One of the reasons it's difficult to dismiss Christine Blasey Ford's sexual assault allegation against Brett Kavanaugh is that the California professor isn't just asking senators to take her at her word. As the Judiciary Committee is discovering, Ford's attorneys are eager to bolster her claim with sworn declarations.
Attorneys for Christine Blasey Ford -- who is scheduled to testify Thursday before the Senate Judiciary Committee about her accusations of sexual assault against President Donald Trump's Supreme Court nominee Brett Kavanaugh -- have given to the committee four sworn declarations from individuals who say she told them of the attack years ago.The signed documents -- from Ford's husband and three friends -- were sent to the Senate Judiciary Committee on Tuesday night and obtained by NBC News Wednesday morning.
USA Today was the first to report on these testimonials.
It's worth emphasizing that these are not just witnesses who were willing to go on the record. The documents submitted by Ford's attorneys make clear that these four people made their sworn declarations "under the penalties of perjury."
As of the declarations themselves, each predate Kavanaugh's Supreme Court nomination. One Ford friend, for example, said she told him of the alleged incident two years ago. Another friend pointed to a conversation from 2013.
In theory, the Senate Judiciary Committee could hear from each of the four -- a group that includes Ford's husband, who learned the details of the alleged attack during a therapy session six years ago -- at tomorrow's hearing.
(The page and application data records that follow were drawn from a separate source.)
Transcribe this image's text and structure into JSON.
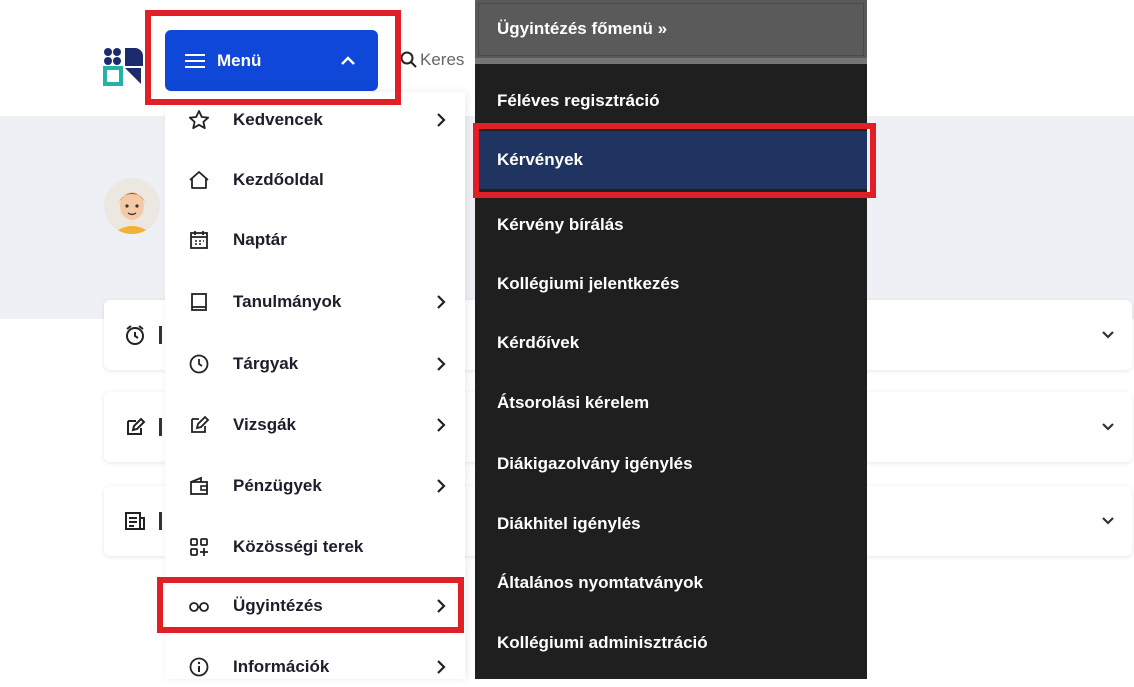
{
  "header": {
    "menu_button_label": "Menü",
    "search_text": "Keres"
  },
  "left_menu": {
    "items": [
      {
        "label": "Kedvencek",
        "icon": "star-icon",
        "has_arrow": true
      },
      {
        "label": "Kezdőoldal",
        "icon": "home-icon",
        "has_arrow": false
      },
      {
        "label": "Naptár",
        "icon": "calendar-icon",
        "has_arrow": false
      },
      {
        "label": "Tanulmányok",
        "icon": "book-icon",
        "has_arrow": true
      },
      {
        "label": "Tárgyak",
        "icon": "clock-icon",
        "has_arrow": true
      },
      {
        "label": "Vizsgák",
        "icon": "edit-icon",
        "has_arrow": true
      },
      {
        "label": "Pénzügyek",
        "icon": "wallet-icon",
        "has_arrow": true
      },
      {
        "label": "Közösségi terek",
        "icon": "grid-plus-icon",
        "has_arrow": false
      },
      {
        "label": "Ügyintézés",
        "icon": "glasses-icon",
        "has_arrow": true
      },
      {
        "label": "Információk",
        "icon": "info-icon",
        "has_arrow": true
      }
    ]
  },
  "sub_menu": {
    "header": "Ügyintézés főmenü »",
    "items": [
      {
        "label": "Féléves regisztráció"
      },
      {
        "label": "Kérvények",
        "active": true
      },
      {
        "label": "Kérvény bírálás"
      },
      {
        "label": "Kollégiumi jelentkezés"
      },
      {
        "label": "Kérdőívek"
      },
      {
        "label": "Átsorolási kérelem"
      },
      {
        "label": "Diákigazolvány igénylés"
      },
      {
        "label": "Diákhitel igénylés"
      },
      {
        "label": "Általános nyomtatványok"
      },
      {
        "label": "Kollégiumi adminisztráció"
      }
    ]
  },
  "colors": {
    "primary": "#0f47d8",
    "highlight": "#e11f26",
    "submenu_bg": "#1f1f1f",
    "submenu_active": "#1f3461"
  }
}
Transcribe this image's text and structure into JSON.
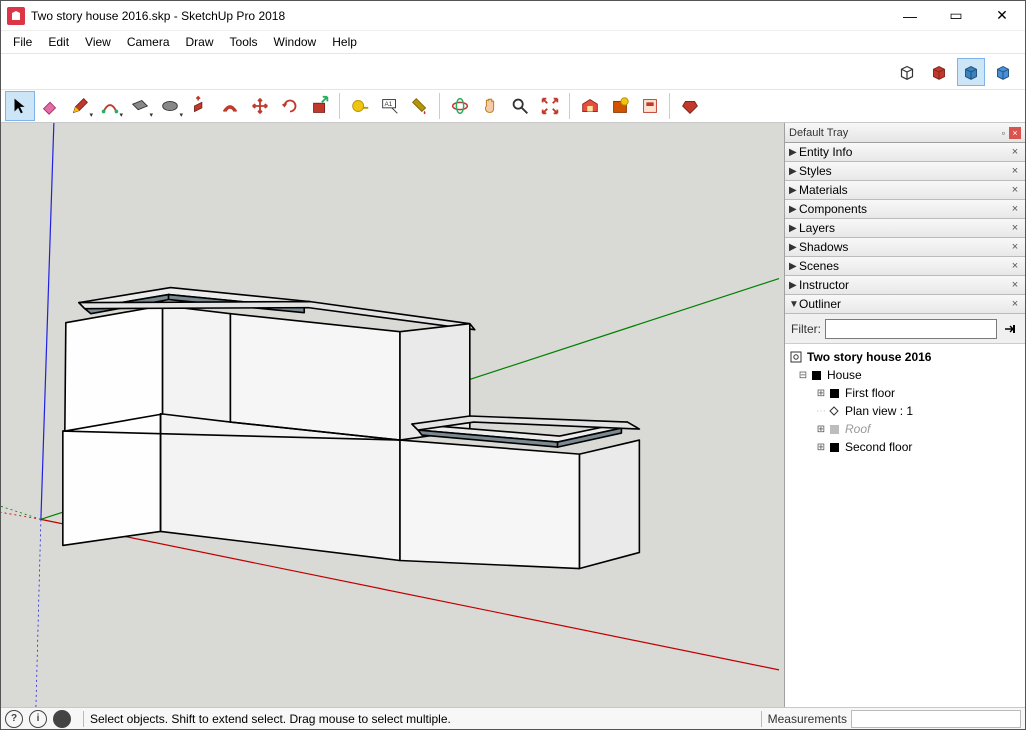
{
  "window": {
    "title": "Two story house 2016.skp - SketchUp Pro 2018",
    "controls": {
      "minimize": "—",
      "maximize": "▭",
      "close": "✕"
    }
  },
  "menu": [
    "File",
    "Edit",
    "View",
    "Camera",
    "Draw",
    "Tools",
    "Window",
    "Help"
  ],
  "view_modes": [
    {
      "name": "wireframe-icon",
      "active": false
    },
    {
      "name": "shaded-red-icon",
      "active": false
    },
    {
      "name": "shaded-blue-icon",
      "active": true
    },
    {
      "name": "shaded-blue2-icon",
      "active": false
    }
  ],
  "tools": [
    {
      "name": "select-tool",
      "active": true,
      "dropdown": false
    },
    {
      "name": "eraser-tool",
      "dropdown": false
    },
    {
      "name": "pencil-tool",
      "dropdown": true
    },
    {
      "name": "arc-tool",
      "dropdown": true
    },
    {
      "name": "rectangle-tool",
      "dropdown": true
    },
    {
      "name": "circle-tool",
      "dropdown": true
    },
    {
      "name": "pushpull-tool",
      "dropdown": false
    },
    {
      "name": "offset-tool",
      "dropdown": false
    },
    {
      "name": "move-tool",
      "dropdown": false
    },
    {
      "name": "rotate-tool",
      "dropdown": false
    },
    {
      "name": "scale-tool",
      "dropdown": false
    },
    {
      "sep": true
    },
    {
      "name": "tape-tool",
      "dropdown": false
    },
    {
      "name": "text-tool",
      "dropdown": false
    },
    {
      "name": "paint-tool",
      "dropdown": false
    },
    {
      "sep": true
    },
    {
      "name": "orbit-tool",
      "dropdown": false
    },
    {
      "name": "pan-tool",
      "dropdown": false
    },
    {
      "name": "zoom-tool",
      "dropdown": false
    },
    {
      "name": "zoom-extents-tool",
      "dropdown": false
    },
    {
      "sep": true
    },
    {
      "name": "warehouse-tool",
      "dropdown": false
    },
    {
      "name": "extensions-tool",
      "dropdown": false
    },
    {
      "name": "layout-tool",
      "dropdown": false
    },
    {
      "sep": true
    },
    {
      "name": "ruby-tool",
      "dropdown": false
    }
  ],
  "tray": {
    "title": "Default Tray",
    "panels": [
      {
        "label": "Entity Info",
        "expanded": false
      },
      {
        "label": "Styles",
        "expanded": false
      },
      {
        "label": "Materials",
        "expanded": false
      },
      {
        "label": "Components",
        "expanded": false
      },
      {
        "label": "Layers",
        "expanded": false
      },
      {
        "label": "Shadows",
        "expanded": false
      },
      {
        "label": "Scenes",
        "expanded": false
      },
      {
        "label": "Instructor",
        "expanded": false
      },
      {
        "label": "Outliner",
        "expanded": true
      }
    ],
    "outliner": {
      "filter_label": "Filter:",
      "filter_value": "",
      "root": "Two story house 2016",
      "items": [
        {
          "indent": 1,
          "tw": "⊟",
          "icon": "solid",
          "label": "House",
          "bold": false
        },
        {
          "indent": 2,
          "tw": "⊞",
          "icon": "solid",
          "label": "First floor"
        },
        {
          "indent": 2,
          "tw": "·",
          "icon": "diamond",
          "label": "Plan view : 1"
        },
        {
          "indent": 2,
          "tw": "⊞",
          "icon": "solid",
          "label": "Roof",
          "dim": true
        },
        {
          "indent": 2,
          "tw": "⊞",
          "icon": "solid",
          "label": "Second floor"
        }
      ]
    }
  },
  "status": {
    "hint": "Select objects. Shift to extend select. Drag mouse to select multiple.",
    "measurements_label": "Measurements",
    "measurements_value": "",
    "icons": [
      "?",
      "i",
      "●"
    ]
  }
}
That, however, will not happen. The committee's Republican majority has decided to hear from Ford and Kavanaugh -- and no one else.